Problem:
Each entry has to be given again in its exact wording, and no picture may appear in the result.

▽

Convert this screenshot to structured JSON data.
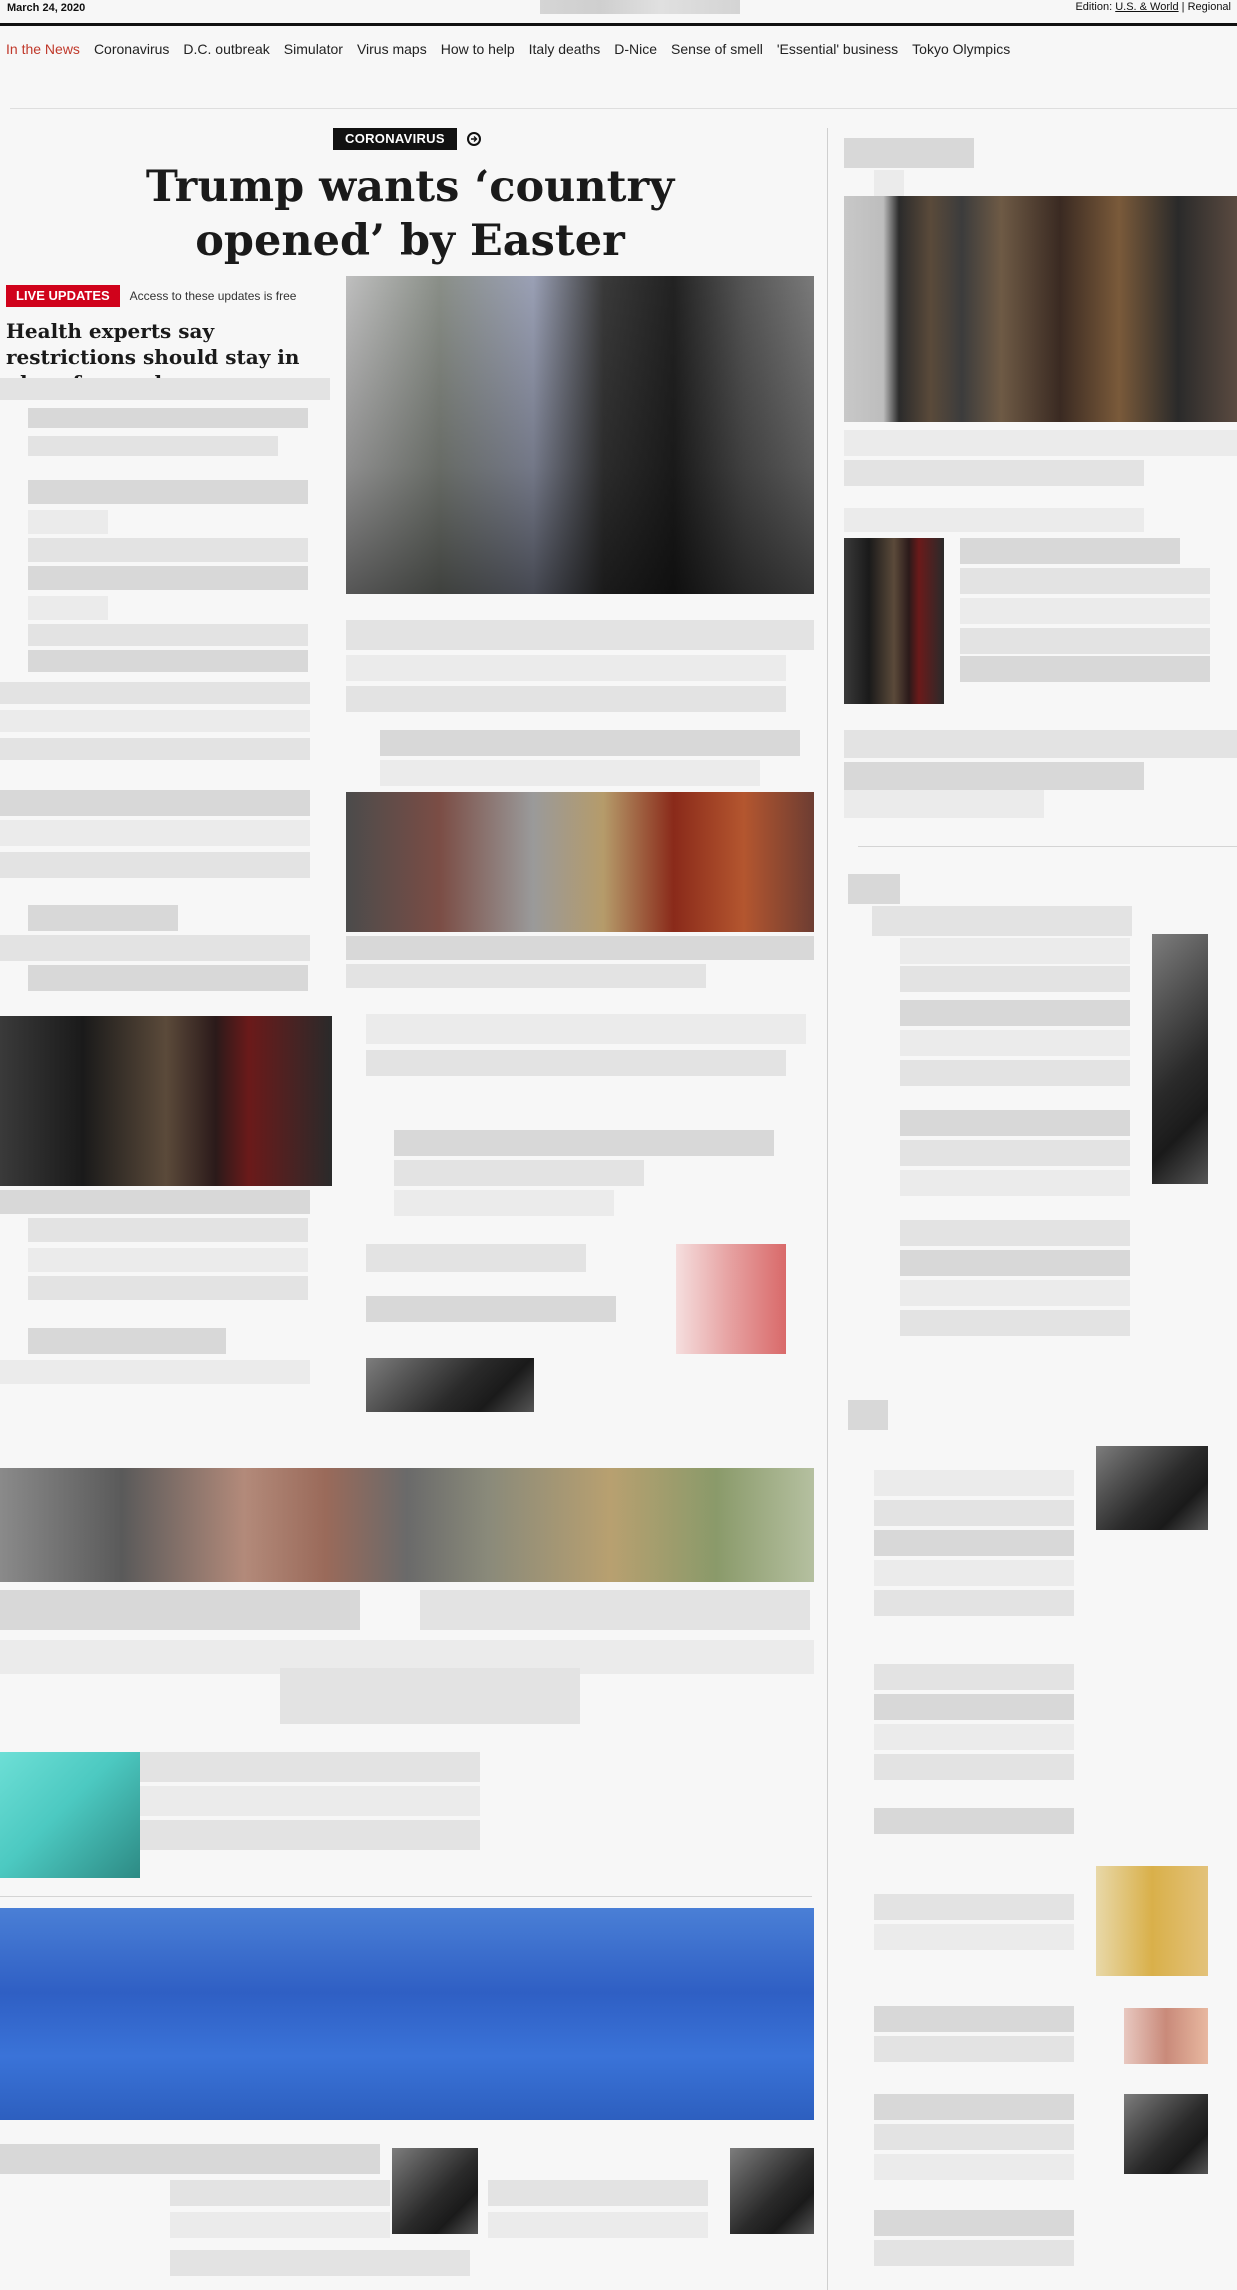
{
  "topbar": {
    "date": "March 24, 2020",
    "edition_label": "Edition:",
    "edition_world": "U.S. & World",
    "edition_separator": "|",
    "edition_regional": "Regional"
  },
  "nav": {
    "lead": "In the News",
    "items": [
      "Coronavirus",
      "D.C. outbreak",
      "Simulator",
      "Virus maps",
      "How to help",
      "Italy deaths",
      "D-Nice",
      "Sense of smell",
      "'Essential' business",
      "Tokyo Olympics"
    ]
  },
  "main": {
    "kicker": "CORONAVIRUS",
    "headline": "Trump wants ‘country opened’ by Easter",
    "live_badge": "LIVE UPDATES",
    "free_note": "Access to these updates is free",
    "subhead": "Health experts say restrictions should stay in place for weeks"
  },
  "colors": {
    "accent_red": "#d0021b",
    "nav_lead_red": "#c0392b",
    "ink": "#111111",
    "background": "#f7f7f7"
  },
  "icons": {
    "kicker_arrow": "arrow-right-circle-icon"
  }
}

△

Solved problem:
Convert this screenshot to structured JSON data.
{
  "topbar": {
    "date": "March 24, 2020",
    "edition_label": "Edition:",
    "edition_world": "U.S. & World",
    "edition_separator": "|",
    "edition_regional": "Regional"
  },
  "nav": {
    "lead": "In the News",
    "items": [
      "Coronavirus",
      "D.C. outbreak",
      "Simulator",
      "Virus maps",
      "How to help",
      "Italy deaths",
      "D-Nice",
      "Sense of smell",
      "'Essential' business",
      "Tokyo Olympics"
    ]
  },
  "main": {
    "kicker": "CORONAVIRUS",
    "headline": "Trump wants ‘country opened’ by Easter",
    "live_badge": "LIVE UPDATES",
    "free_note": "Access to these updates is free",
    "subhead": "Health experts say restrictions should stay in place for weeks"
  },
  "colors": {
    "accent_red": "#d0021b",
    "nav_lead_red": "#c0392b",
    "ink": "#111111",
    "background": "#f7f7f7"
  },
  "icons": {
    "kicker_arrow": "arrow-right-circle-icon"
  }
}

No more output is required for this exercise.